When preparing for the upcoming planting season, you may be wondering how long do seeds last? Are your old seeds still good? Here are a few tips for estimating how long your seeds will stay viable…
Seed-starting season is just a few weeks away, and you may be getting your indoor seed starting supplies in order and doing an inventory to see what seeds you need to order this year.
Whether you’ve saved your own seeds from last year’s crop of your favorite variety, or you have a basket of seeds you have purchased in previous years, you may be wondering how long your seeds will stay viable. It’s so disappointing to plant a bunch of seeds, tend to them for days or even weeks, and see only a few come up – or even worse, none at all. However, you may be pleasantly surprised to discover how long your seeds last when stored properly – many of them for years beyond their recommended use-by date.

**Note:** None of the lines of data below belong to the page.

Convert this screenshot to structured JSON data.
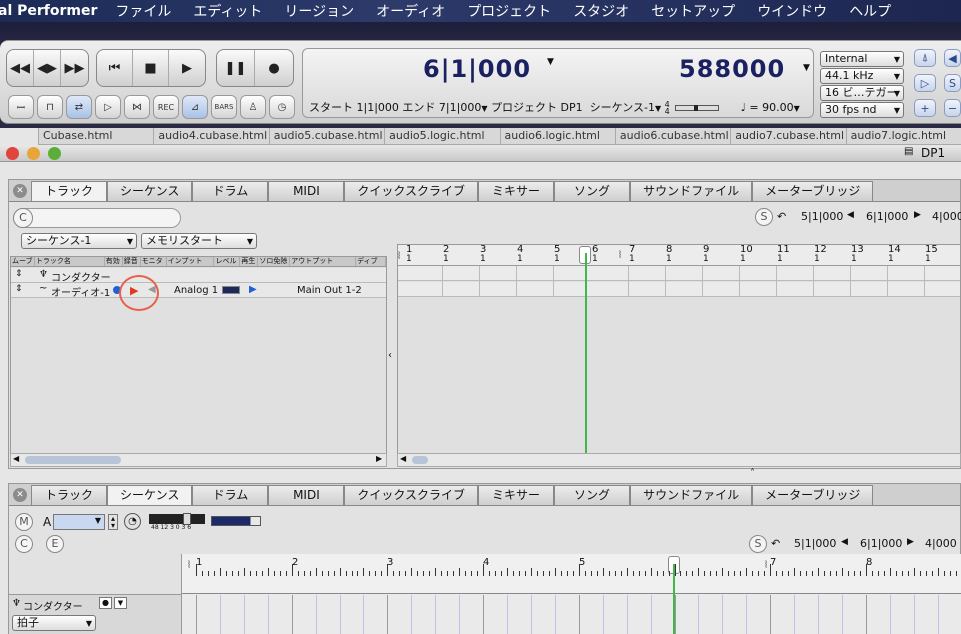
{
  "menubar": {
    "app": "al Performer",
    "items": [
      "ファイル",
      "エディット",
      "リージョン",
      "オーディオ",
      "プロジェクト",
      "スタジオ",
      "セットアップ",
      "ウインドウ",
      "ヘルプ"
    ]
  },
  "transport": {
    "main_counter": "6|1|000",
    "sample_counter": "588000",
    "sync_source": "Internal",
    "sample_rate": "44.1 kHz",
    "bit_depth": "16 ビ…テガー",
    "frame_rate": "30 fps nd",
    "start_label": "スタート",
    "start_value": "1|1|000",
    "end_label": "エンド",
    "end_value": "7|1|000",
    "project_label": "プロジェクト",
    "project_value": "DP1",
    "sequence_value": "シーケンス-1",
    "meter_top": "4",
    "meter_bottom": "4",
    "tempo_symbol": "♩ =",
    "tempo": "90.00",
    "bars_label": "BARS",
    "rec_label": "REC"
  },
  "file_tabs": [
    "Cubase.html",
    "audio4.cubase.html",
    "audio5.cubase.html",
    "audio5.logic.html",
    "audio6.logic.html",
    "audio6.cubase.html",
    "audio7.cubase.html",
    "audio7.logic.html"
  ],
  "window": {
    "title": "DP1"
  },
  "top_pane": {
    "tabs": [
      "トラック",
      "シーケンス",
      "ドラム",
      "MIDI",
      "クイックスクライブ",
      "ミキサー",
      "ソング",
      "サウンドファイル",
      "メーターブリッジ"
    ],
    "active_tab": "トラック",
    "c_button": "C",
    "s_button": "S",
    "loc1": "5|1|000",
    "loc2": "6|1|000",
    "loc3": "4|000",
    "sequence_select": "シーケンス-1",
    "memory_select": "メモリスタート",
    "columns": [
      "ムーブ",
      "トラック名",
      "有効",
      "録音",
      "モニタ",
      "インプット",
      "レベル",
      "再生",
      "ソロ免除",
      "アウトプット",
      "ディブ"
    ],
    "tracks": [
      {
        "name": "コンダクター"
      },
      {
        "name": "オーディオ-1",
        "input": "Analog 1",
        "output": "Main Out 1-2"
      }
    ],
    "ruler": [
      "1",
      "2",
      "3",
      "4",
      "5",
      "6",
      "7",
      "8",
      "9",
      "10",
      "11",
      "12",
      "13",
      "14",
      "15"
    ],
    "ruler_sub": "1"
  },
  "bottom_pane": {
    "tabs": [
      "トラック",
      "シーケンス",
      "ドラム",
      "MIDI",
      "クイックスクライブ",
      "ミキサー",
      "ソング",
      "サウンドファイル",
      "メーターブリッジ"
    ],
    "active_tab": "シーケンス",
    "m_button": "M",
    "a_label": "A",
    "c_button": "C",
    "e_button": "E",
    "s_button": "S",
    "loc1": "5|1|000",
    "loc2": "6|1|000",
    "loc3": "4|000",
    "meter_scale": "48  12  3 0 3 6",
    "conductor_label": "コンダクター",
    "beat_select": "拍子",
    "ruler": [
      "1",
      "2",
      "3",
      "4",
      "5",
      "6",
      "7",
      "8"
    ]
  }
}
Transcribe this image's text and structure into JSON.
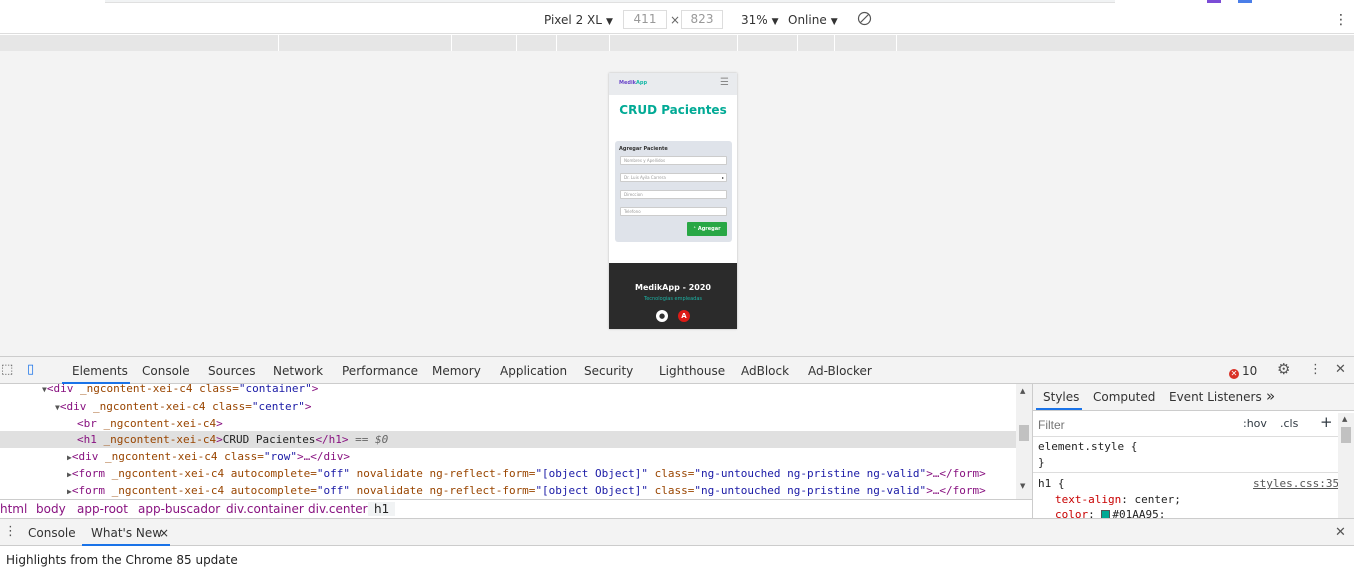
{
  "device_toolbar": {
    "device": "Pixel 2 XL",
    "width": "411",
    "times": "×",
    "height": "823",
    "zoom": "31%",
    "throttle": "Online"
  },
  "phone": {
    "brand_a": "Medik",
    "brand_b": "App",
    "title": "CRUD Pacientes",
    "card_title": "Agregar Paciente",
    "fields": {
      "name_placeholder": "Nombres y Apellidos",
      "doctor_value": "Dr. Luis Ayila Carrera",
      "address_placeholder": "Direccion",
      "phone_placeholder": "Telefono"
    },
    "add_button": "Agregar",
    "footer_title": "MedikApp - 2020",
    "footer_sub": "Tecnologias empleadas"
  },
  "devtools": {
    "tabs": [
      "Elements",
      "Console",
      "Sources",
      "Network",
      "Performance",
      "Memory",
      "Application",
      "Security",
      "Lighthouse",
      "AdBlock",
      "Ad-Blocker"
    ],
    "error_count": "10",
    "dom": {
      "l1_tag": "<div",
      "l1_attr": " _ngcontent-xei-c4",
      "l1_cls": " class=",
      "l1_val": "\"container\"",
      "l1_end": ">",
      "l2_tag": "<div",
      "l2_attr": " _ngcontent-xei-c4",
      "l2_cls": " class=",
      "l2_val": "\"center\"",
      "l2_end": ">",
      "l3_tag": "<br",
      "l3_attr": " _ngcontent-xei-c4",
      "l3_end": ">",
      "l4_tag": "<h1",
      "l4_attr": " _ngcontent-xei-c4",
      "l4_end": ">",
      "l4_text": "CRUD Pacientes",
      "l4_close": "</h1>",
      "l4_eq": " == $0",
      "l5_tag": "<div",
      "l5_attr": " _ngcontent-xei-c4",
      "l5_cls": " class=",
      "l5_val": "\"row\"",
      "l5_end": ">…</div>",
      "form_tag": "<form",
      "form_attr": " _ngcontent-xei-c4 autocomplete=",
      "form_ac": "\"off\"",
      "form_nv": " novalidate ng-reflect-form=",
      "form_rf": "\"[object Object]\"",
      "form_cls": " class=",
      "form_cv": "\"ng-untouched ng-pristine ng-valid\"",
      "form_end": ">…</form>"
    },
    "breadcrumb": [
      "html",
      "body",
      "app-root",
      "app-buscador",
      "div.container",
      "div.center",
      "h1"
    ],
    "styles_tabs": [
      "Styles",
      "Computed",
      "Event Listeners",
      "»"
    ],
    "filter_placeholder": "Filter",
    "hov": ":hov",
    "cls": ".cls",
    "plus": "+",
    "element_style": "element.style {",
    "close_brace": "}",
    "h1_selector": "h1 {",
    "styles_link": "styles.css:35",
    "prop1": "text-align",
    "val1": "center;",
    "prop2": "color",
    "val2": "#01AA95;",
    "colon": ": "
  },
  "drawer": {
    "tabs": [
      "Console",
      "What's New"
    ],
    "close_tab": "×",
    "body": "Highlights from the Chrome 85 update"
  },
  "colors": {
    "accent": "#01AA95",
    "tab_underline": "#1a73e8",
    "button_green": "#28a745"
  }
}
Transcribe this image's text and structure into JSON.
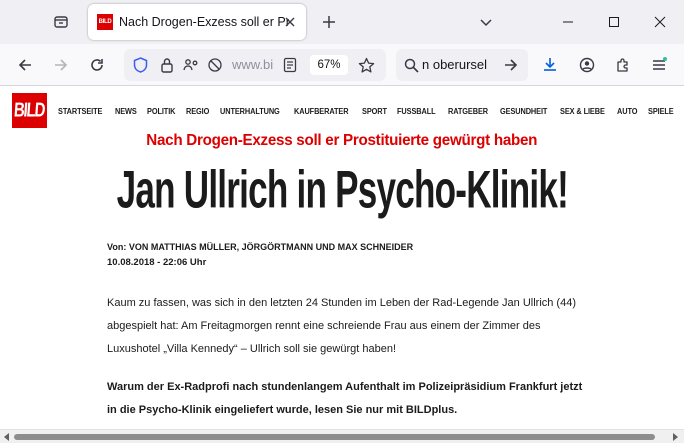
{
  "browser": {
    "tab": {
      "favicon": "BILD",
      "title": "Nach Drogen-Exzess soll er Prostituierte gewürgt haben"
    },
    "url_text": "www.bild.de",
    "zoom": "67%",
    "search_text": "n oberursel"
  },
  "site": {
    "logo": "BILD",
    "nav": [
      "STARTSEITE",
      "NEWS",
      "POLITIK",
      "REGIO",
      "UNTERHALTUNG",
      "KAUFBERATER",
      "SPORT",
      "FUSSBALL",
      "RATGEBER",
      "GESUNDHEIT",
      "SEX & LIEBE",
      "AUTO",
      "SPIELE"
    ]
  },
  "article": {
    "kicker": "Nach Drogen-Exzess soll er Prostituierte gewürgt haben",
    "headline": "Jan Ullrich in Psycho-Klinik!",
    "byline": "Von: VON MATTHIAS MÜLLER, JÖRGÖRTMANN UND MAX SCHNEIDER",
    "date": "10.08.2018 - 22:06 Uhr",
    "lead": "Kaum zu fassen, was sich in den letzten 24 Stunden im Leben der Rad-Legende Jan Ullrich (44) abgespielt hat: Am Freitagmorgen rennt eine schreiende Frau aus einem der Zimmer des Luxushotel „Villa Kennedy“ – Ullrich soll sie gewürgt haben!",
    "teaser": "Warum der Ex-Radprofi nach stundenlangem Aufenthalt im Polizeipräsidium Frankfurt jetzt in die Psycho-Klinik eingeliefert wurde, lesen Sie nur mit BILDplus."
  },
  "colors": {
    "brand_red": "#dd0000",
    "text": "#1b1b1b",
    "chrome": "#f0f0f4"
  }
}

Here are a few factors that will help determine how long your seeds will last, according to SuperSeeds.com:
- Age — All seeds are viable for at least a year, with many others viable for definitely two years. After that, the seeds germination rate may start to drop off. It’s not to say that these are not viable seeds that won’t grow into healthy plants. They will. You just may need to sow more seeds than you think, as all will not germinate. See this link for an easy way to test your seed’s viability.
- Variety/Type of seed — Certain varieties of plants have a shorter seed life by nature and are best used within one year. Examples of some short-lived seeds are: asters, delphinium, leeks, onions, parsley, parsnip, and phlox. While other plants have quite a long shelf life, like: basil, beets, Brussels sprouts, cabbage, chard, cucumbers, kale, lettuce, pumpkin, radish, squash, tomatoes and zinnias. Even within the same vegetable, you may encounter different germination rates for different varieties. Pelleted seed is best used within one year, as the pelleting process can reduce the seed’s longevity.
- Storage — Now this is key! Saving your seed properly is the first step towards your best germination success for next growing season. Unused seeds should be stored in a cool, dry location (ideal temperature of 50ºF at 50 percent humidity). Any exposure to heat, sun, or humidity can greatly lessen the seed’s viability. For home gardeners, your best storage bet is to put your seeds in a sealed glass container (must be moisture-proof) and store in your freezer or refrigerator. You can even tuck some rice in the bottom of your seed jars to help wick away any potential moisture. Properly stored seed can outlive their estimated viability by many, many years. A quick note: when taking your seed jars out of the refrigerator, allow them to come to room temperature before opening. This helps keep any potential condensation from forming.
However, even if all of these conditions are optimal and your seeds are still technically viable, some types of vegetable seeds will have certain requirements in order to germinate properly. These include:
- Light — Some seeds need light to germinate, while others need dark.
- Pre-soaking and Scarification — Some seeds have tough outer seed coats that can make it tough for the seedling to break through. To soften that outer cover, you can presoak the seed overnight. You can also use sandpaper or a knife to gently scratch the seed coat, scarifying it, basically creating an opening for the seedling to emerge through.
- Cold Treatment — Some seeds need to be exposed to a period of cold prior to being able to germinate. How cold and for how long all depends on the plant, but most can just be placed in the refrigerator for a few weeks prior to sowing.
If you’re not sure whether your seeds are still good or not, take a few and perform a germination test just to make sure before you sow a bunch of them – especially if your seeds are a bit older.
You can also visit SuperSeeds.com for a handy list showing the approximate life span of a number of flower, vegetable, and herb seeds – when stored properly. Keep in mind that these are just estimates, and your seeds may last longer or shorter than the time frames shown. (I’ve had corn and okra seeds stay good for at least 4 years, for example, but my pepper seeds never seem to keep beyond 3.) Be sure to perform a germination test on seeds you are unsure of before planting.